Work instructions:
Copy out every line of the records where the string "title" occurs.

[Data items]
★ ★ ★ ★ ★ ★ ★
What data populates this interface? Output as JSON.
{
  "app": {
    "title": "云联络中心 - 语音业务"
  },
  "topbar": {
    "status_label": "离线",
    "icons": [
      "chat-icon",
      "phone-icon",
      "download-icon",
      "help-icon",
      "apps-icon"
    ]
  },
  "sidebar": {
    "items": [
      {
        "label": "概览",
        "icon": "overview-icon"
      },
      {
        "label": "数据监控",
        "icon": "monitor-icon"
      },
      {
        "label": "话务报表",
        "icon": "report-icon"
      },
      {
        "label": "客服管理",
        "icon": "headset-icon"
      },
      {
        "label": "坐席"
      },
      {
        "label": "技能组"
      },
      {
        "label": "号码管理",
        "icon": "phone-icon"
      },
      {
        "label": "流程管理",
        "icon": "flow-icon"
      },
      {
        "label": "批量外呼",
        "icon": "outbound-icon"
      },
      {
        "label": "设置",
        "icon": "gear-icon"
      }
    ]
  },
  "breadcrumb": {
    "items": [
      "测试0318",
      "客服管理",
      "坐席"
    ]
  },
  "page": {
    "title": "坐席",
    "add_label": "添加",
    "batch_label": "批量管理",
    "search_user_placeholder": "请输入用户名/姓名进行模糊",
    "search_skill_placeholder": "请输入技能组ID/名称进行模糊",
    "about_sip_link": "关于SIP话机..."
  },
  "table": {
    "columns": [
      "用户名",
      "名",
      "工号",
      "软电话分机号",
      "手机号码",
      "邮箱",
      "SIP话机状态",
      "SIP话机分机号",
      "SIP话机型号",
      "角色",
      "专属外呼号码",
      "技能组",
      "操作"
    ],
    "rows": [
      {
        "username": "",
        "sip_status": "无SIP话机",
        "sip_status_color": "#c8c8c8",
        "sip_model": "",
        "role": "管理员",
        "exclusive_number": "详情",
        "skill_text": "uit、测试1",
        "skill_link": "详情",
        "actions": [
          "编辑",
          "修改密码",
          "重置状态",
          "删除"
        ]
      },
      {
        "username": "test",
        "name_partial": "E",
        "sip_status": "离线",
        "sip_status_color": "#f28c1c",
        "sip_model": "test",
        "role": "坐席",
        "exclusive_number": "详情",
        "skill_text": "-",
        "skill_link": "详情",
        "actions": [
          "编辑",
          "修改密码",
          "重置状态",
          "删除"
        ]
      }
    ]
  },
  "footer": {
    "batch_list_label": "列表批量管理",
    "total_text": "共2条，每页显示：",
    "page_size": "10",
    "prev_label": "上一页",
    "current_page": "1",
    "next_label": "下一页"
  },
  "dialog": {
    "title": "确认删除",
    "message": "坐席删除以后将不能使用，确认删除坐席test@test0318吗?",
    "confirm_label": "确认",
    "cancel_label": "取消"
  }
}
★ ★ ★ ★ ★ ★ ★
Output of the task:
    "title": "云联络中心 - 语音业务"
    "title": "坐席",
    "title": "确认删除",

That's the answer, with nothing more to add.